Black Future ’88 is a treat to the senses. The bright neon colors and the synth-heavy soundtrack make for an engaging cyberpunk aesthetic. I should note though that I primarily played this in Switch’s handheld mode. But it’s well-suited for that style of play. The short span of play sessions the game offers is perfect for gaming on-the-go. It should also be noted that I played in single-player mode. But it offers couch co-op as well as daily challenges to test yourself on the leader board.
The way the map works in Black Future ’88 is also quite interesting. You don’t have access to one at all times. Each room has at least two exits, with a symbol telling you which direction a warden is in. That’s a nice little feature so you don’t have to worry about the time limit as much. But some enemies will also drop a map/portal. You can look at the tower’s layout and teleport back to any room you’ve been in. Some rooms have a “?” icon, indicating something important is there like a shopkeep. If it also happens to be a room you haven’t been to and you’ve got the time to do so, you can just teleport back closely and go exploring. It’s backtracking without the strain of going through multiple rooms.
While there is a great amount of action going on at any given moment, I only encountered a frame rate drop during one of the warden fights. But it was so severe that it was difficult for me to tell what was going on. There was also a moment where I dashed towards a wall and ended up stuck in it. I had to back out entirely and start over. These moments are infrequent, but they are there.
Verdict: Black Future ’88 offers a slice of fast-paced, action-heavy gameplay that, while not the deepest experience, does offer enough variety in weapon and ability types to keep players coming back for more.
- Great Weapon/Ability Variety
- Cyberpunk Visuals
- Synth-heavy Soundtrack
- Well-suited for Switch's On-the-go Design
- Streamlined Backtracking
- Lack of Enemy Variety
- Some Technical Bugs
- Lackluster Double-jump
- No way to choose what weapons you'll be able to use as they appear in the tower randomly

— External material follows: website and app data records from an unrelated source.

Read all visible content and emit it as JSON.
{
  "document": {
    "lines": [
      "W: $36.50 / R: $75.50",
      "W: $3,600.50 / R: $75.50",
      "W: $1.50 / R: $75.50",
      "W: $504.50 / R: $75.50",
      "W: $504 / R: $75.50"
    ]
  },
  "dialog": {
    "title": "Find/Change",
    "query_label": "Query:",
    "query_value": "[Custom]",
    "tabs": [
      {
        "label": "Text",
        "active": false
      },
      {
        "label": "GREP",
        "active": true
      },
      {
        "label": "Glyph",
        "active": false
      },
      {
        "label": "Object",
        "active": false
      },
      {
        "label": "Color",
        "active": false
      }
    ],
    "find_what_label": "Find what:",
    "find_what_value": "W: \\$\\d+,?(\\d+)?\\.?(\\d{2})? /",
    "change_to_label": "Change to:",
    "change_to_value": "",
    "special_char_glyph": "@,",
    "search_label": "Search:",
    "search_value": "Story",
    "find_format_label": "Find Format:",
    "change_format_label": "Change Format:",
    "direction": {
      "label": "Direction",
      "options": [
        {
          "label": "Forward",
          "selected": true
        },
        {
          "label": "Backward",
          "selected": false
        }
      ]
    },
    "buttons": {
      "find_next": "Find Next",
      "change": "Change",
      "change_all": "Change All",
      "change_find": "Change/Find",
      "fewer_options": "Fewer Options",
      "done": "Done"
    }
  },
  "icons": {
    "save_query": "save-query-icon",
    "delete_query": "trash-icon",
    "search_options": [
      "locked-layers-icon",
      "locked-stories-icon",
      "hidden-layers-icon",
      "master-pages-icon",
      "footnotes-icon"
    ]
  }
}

Nintendo fanatic, comics enthusiast, and fantasy novel reader. I write about the things that make me passionate and binge the shows that hold on tight and don’t let go. Also a writer for WatchMojo.